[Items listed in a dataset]
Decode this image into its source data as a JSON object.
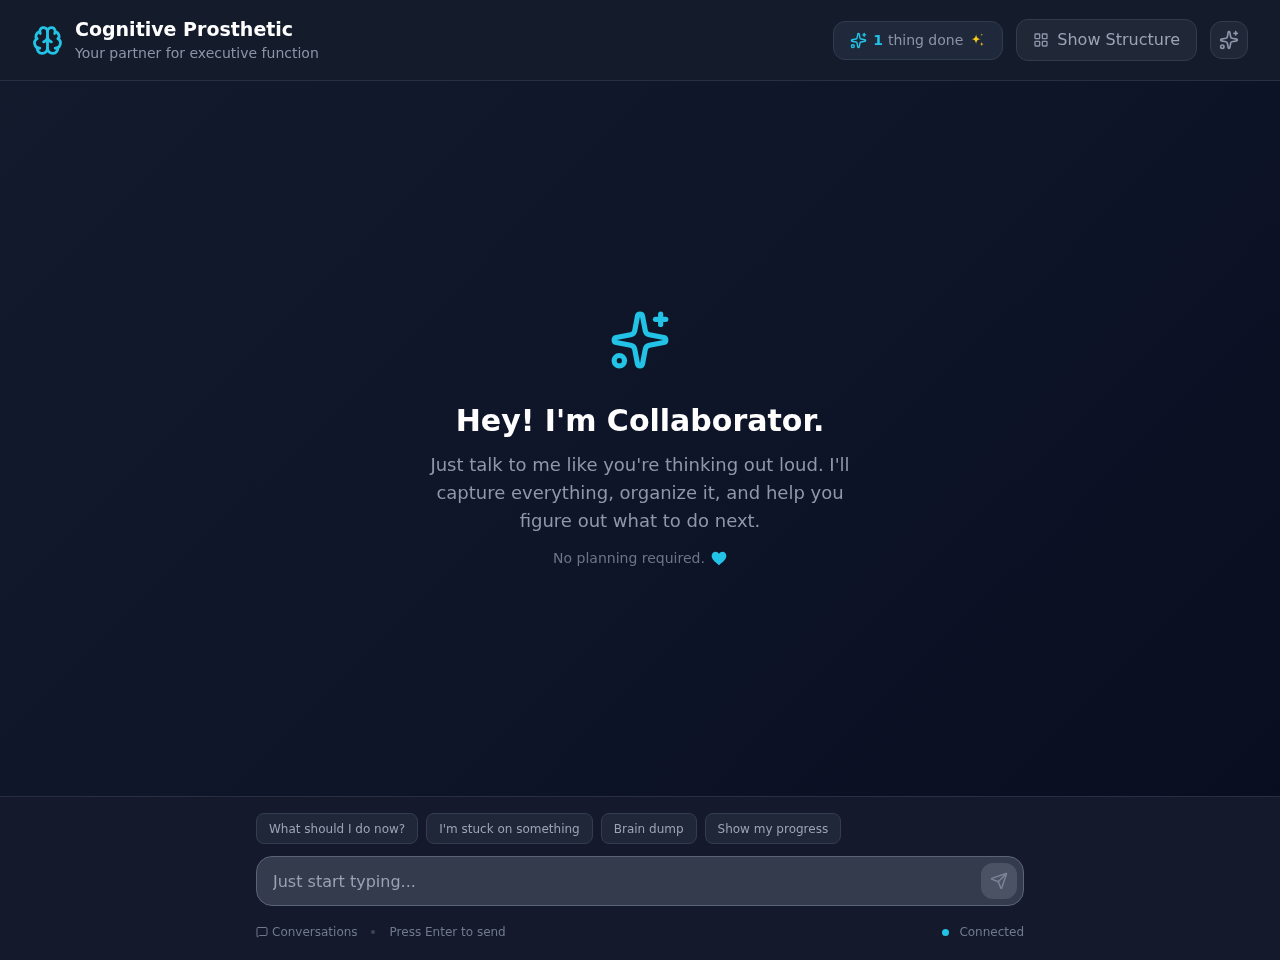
{
  "header": {
    "title": "Cognitive Prosthetic",
    "subtitle": "Your partner for executive function",
    "done_badge": {
      "count": "1",
      "label": "thing done"
    },
    "structure_button": {
      "label": "Show Structure"
    }
  },
  "welcome": {
    "heading": "Hey! I'm Collaborator.",
    "body": "Just talk to me like you're thinking out loud. I'll capture everything, organize it, and help you figure out what to do next.",
    "note": "No planning required."
  },
  "composer": {
    "suggestions": [
      "What should I do now?",
      "I'm stuck on something",
      "Brain dump",
      "Show my progress"
    ],
    "input": {
      "placeholder": "Just start typing..."
    },
    "send_button": {
      "disabled": true
    }
  },
  "footer": {
    "conversations_link": "Conversations",
    "hint": "Press Enter to send",
    "status": {
      "label": "Connected",
      "connected": true
    }
  }
}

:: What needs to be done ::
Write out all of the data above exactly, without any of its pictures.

:: Response for this exercise ::
Decode this image into its source data as a JSON object.
{
  "header": {
    "title": "Cognitive Prosthetic",
    "subtitle": "Your partner for executive function",
    "done_badge": {
      "count": "1",
      "label": "thing done"
    },
    "structure_button": {
      "label": "Show Structure"
    }
  },
  "welcome": {
    "heading": "Hey! I'm Collaborator.",
    "body": "Just talk to me like you're thinking out loud. I'll capture everything, organize it, and help you figure out what to do next.",
    "note": "No planning required."
  },
  "composer": {
    "suggestions": [
      "What should I do now?",
      "I'm stuck on something",
      "Brain dump",
      "Show my progress"
    ],
    "input": {
      "placeholder": "Just start typing..."
    },
    "send_button": {
      "disabled": true
    }
  },
  "footer": {
    "conversations_link": "Conversations",
    "hint": "Press Enter to send",
    "status": {
      "label": "Connected",
      "connected": true
    }
  }
}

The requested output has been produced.